“You misunderstand,” he replied.  “This is for you.  It’s from another mom who just checked out.  She asked me to give it to you; thought you deserved it after going through this.”

Yes, some folks just get it.  They know that I am embarrassed and frustrated by my inability to control my son, but that I love him unconditionally.  They know that behind the mischief and misdeeds is a sweet, kind boy who wants to be loved and treated just like any other kid.  They know there is more to Luke than his autism shows.

Attack of the Luke Monster

“Um, Honey, you know he has a butcher knife to your neck right?”

I rolled my eyes in utter annoyance at my little monster’s new fascination with drawing blood then turned around and disarmed him of the extremely dull butcher knife he held across the back of my neck.

It was about 7:30 am, and already Luke had successfully drawn blood by stepping on the pile of glass shards he created by throwing my Pyrex bowls on the sidewalk.  After proudly showing me his bloody foot, he dragged me to the band-aid cupboard for a little doctor vs. patient wrestling match.  As I swept up the glass outside, he returned with a triumphant grin and a small trickle of blood running down his cheek from his eyelid.  He must have stashed a piece or two of glass for future blood draws.

I put on my very best, “your-not-gonna-get-a-reaction,” face and cleaned him up again.  No band-aid reward this time though.

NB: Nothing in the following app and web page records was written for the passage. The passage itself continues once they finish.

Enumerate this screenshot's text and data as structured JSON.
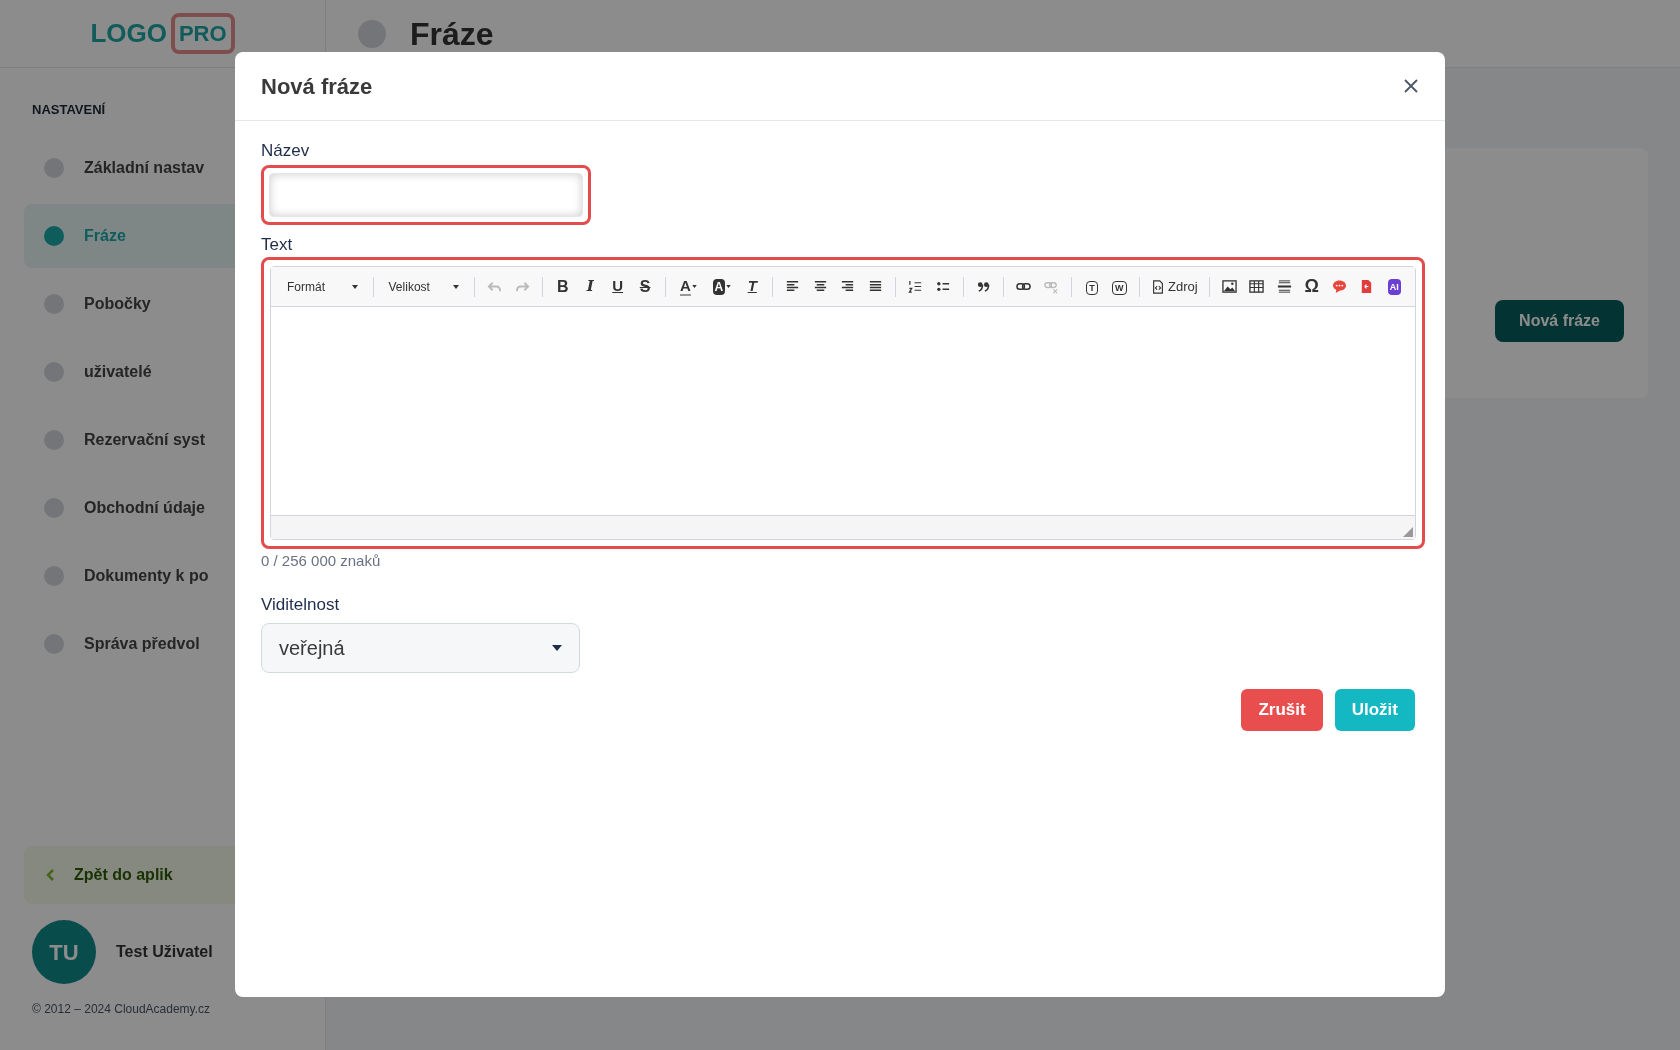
{
  "background": {
    "logo": {
      "word": "LOGO",
      "badge": "PRO"
    },
    "page_title": "Fráze",
    "sidebar": {
      "section": "NASTAVENÍ",
      "items": [
        {
          "label": "Základní nastav",
          "selected": false
        },
        {
          "label": "Fráze",
          "selected": true
        },
        {
          "label": "Pobočky",
          "selected": false
        },
        {
          "label": "uživatelé",
          "selected": false
        },
        {
          "label": "Rezervační syst",
          "selected": false
        },
        {
          "label": "Obchodní údaje",
          "selected": false
        },
        {
          "label": "Dokumenty k po",
          "selected": false
        },
        {
          "label": "Správa předvol",
          "selected": false
        }
      ],
      "back_button": "Zpět do aplik",
      "user": {
        "initials": "TU",
        "name": "Test Uživatel"
      },
      "footer": "© 2012 – 2024 CloudAcademy.cz"
    },
    "action_button": "Nová fráze"
  },
  "modal": {
    "title": "Nová fráze",
    "name_field": {
      "label": "Název",
      "invalid": true
    },
    "text_field": {
      "label": "Text",
      "invalid": true,
      "counter": "0 / 256 000 znaků",
      "toolbar": [
        {
          "kind": "dropdown",
          "label": "Formát"
        },
        {
          "kind": "separator"
        },
        {
          "kind": "dropdown",
          "label": "Velikost"
        },
        {
          "kind": "separator"
        },
        {
          "kind": "undo",
          "disabled": true
        },
        {
          "kind": "redo",
          "disabled": true
        },
        {
          "kind": "separator"
        },
        {
          "kind": "bold",
          "glyph": "B"
        },
        {
          "kind": "italic",
          "glyph": "I"
        },
        {
          "kind": "underline",
          "glyph": "U"
        },
        {
          "kind": "strike",
          "glyph": "S"
        },
        {
          "kind": "separator"
        },
        {
          "kind": "text-color",
          "glyph": "A"
        },
        {
          "kind": "bg-color",
          "glyph": "A"
        },
        {
          "kind": "clear-format",
          "glyph": "T"
        },
        {
          "kind": "separator"
        },
        {
          "kind": "align-left"
        },
        {
          "kind": "align-center"
        },
        {
          "kind": "align-right"
        },
        {
          "kind": "justify"
        },
        {
          "kind": "separator"
        },
        {
          "kind": "numbered-list"
        },
        {
          "kind": "bulleted-list"
        },
        {
          "kind": "separator"
        },
        {
          "kind": "quote"
        },
        {
          "kind": "separator"
        },
        {
          "kind": "link",
          "disabled": false
        },
        {
          "kind": "unlink",
          "disabled": true
        },
        {
          "kind": "separator"
        },
        {
          "kind": "paste-text",
          "glyph": "T"
        },
        {
          "kind": "paste-word",
          "glyph": "W"
        },
        {
          "kind": "separator"
        },
        {
          "kind": "source",
          "label": "Zdroj"
        },
        {
          "kind": "separator"
        },
        {
          "kind": "image"
        },
        {
          "kind": "table"
        },
        {
          "kind": "rule"
        },
        {
          "kind": "special-char",
          "glyph": "Ω"
        },
        {
          "kind": "comment"
        },
        {
          "kind": "pdf"
        },
        {
          "kind": "ai",
          "glyph": "AI"
        }
      ]
    },
    "visibility": {
      "label": "Viditelnost",
      "value": "veřejná"
    },
    "buttons": [
      {
        "kind": "cancel",
        "label": "Zrušit"
      },
      {
        "kind": "save",
        "label": "Uložit"
      }
    ]
  }
}
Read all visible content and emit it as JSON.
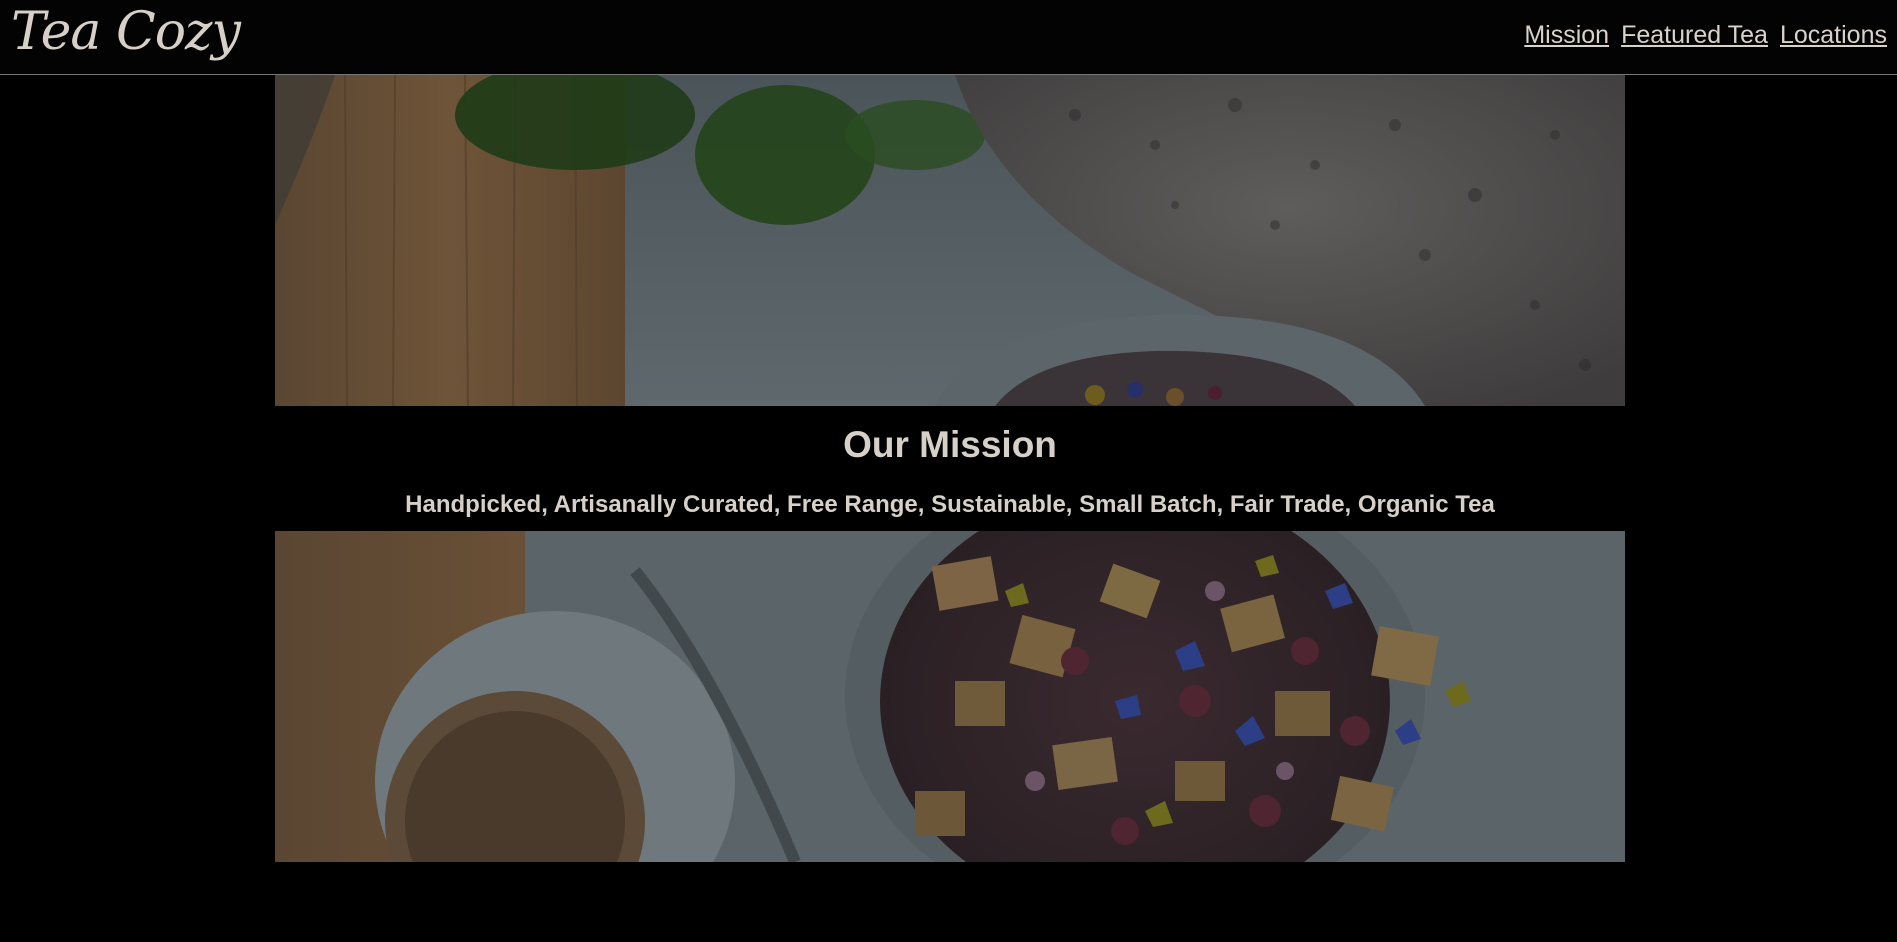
{
  "header": {
    "logo": "Tea Cozy",
    "nav": [
      "Mission",
      "Featured Tea",
      "Locations"
    ]
  },
  "mission": {
    "title": "Our Mission",
    "subtitle": "Handpicked, Artisanally Curated, Free Range, Sustainable, Small Batch, Fair Trade, Organic Tea"
  },
  "colors": {
    "background": "#000000",
    "text": "#d7d0c8",
    "header_border": "#777777"
  },
  "images": {
    "top": "tea-jar-hero-top-image",
    "bottom": "tea-jar-hero-bottom-image"
  }
}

I could almost see the words in Luke’s eyes, “Time for Round 2! That blood didn’t get Mom nearly excited enough.  Maybe a few toys in the fire on the stove top will do the trick.  That paper I caught on fire and ran through the kitchen with last night was a big hit; maybe I can repeat that one!”

Too bad; I got that look figured out last night.  My Ninja-Mommy reflexes kicked in just in time to save the plastic army tank from sure death by fire as it launched toward the pilot light.  Luke countered with a lunge to the flame, envelope in hand, determined to spark some sort of reaction.  This time he succeeded.  (That’s Mom:1, Luke:1, for those of you keeping score.)

Now it’s time to call in the big guns: DAD!  After a brief chase with the aforementioned knife, Dad quickly disarmed the pest, put him in timeout, put the weapon in the sink, and finished getting ready for work – entirely unimpressed with the attempted showdown.  Upon returning to the kitchen he observed the new attempt at Mom’s neck.

In the end, Mom got the better of him again.  It was all for naught as he just ended up in

Luke, on a more pleasantly entertaining morning, set up this bed in the wheelbarrow - complete with an extension cord from the house to his iPad.
Luke, on a more pleasantly entertaining morning, set up this bed in the wheelbarrow – complete with an extension cord from the house to his iPad.

timeout again, with Mom seated next to him to ensure that any attempt to escape would be futile.  Well, maybe he got his victory after all.  I think we’ll call it a draw.

After what I deem a hugely successful summer, Luke decided to throw some excitement into the mix for the last two weeks before school started.  A few adjustments to his medications and the manic side of him seems to have tamed again.  We have taken extra precautions to remove the nobs from the stove top whenever it is not in use.  He is now happily back in school and has more to occupy his brain than finding ways to excite mom, so life is returning to the typical state of Henderson-level normal.  Happy Days are here again!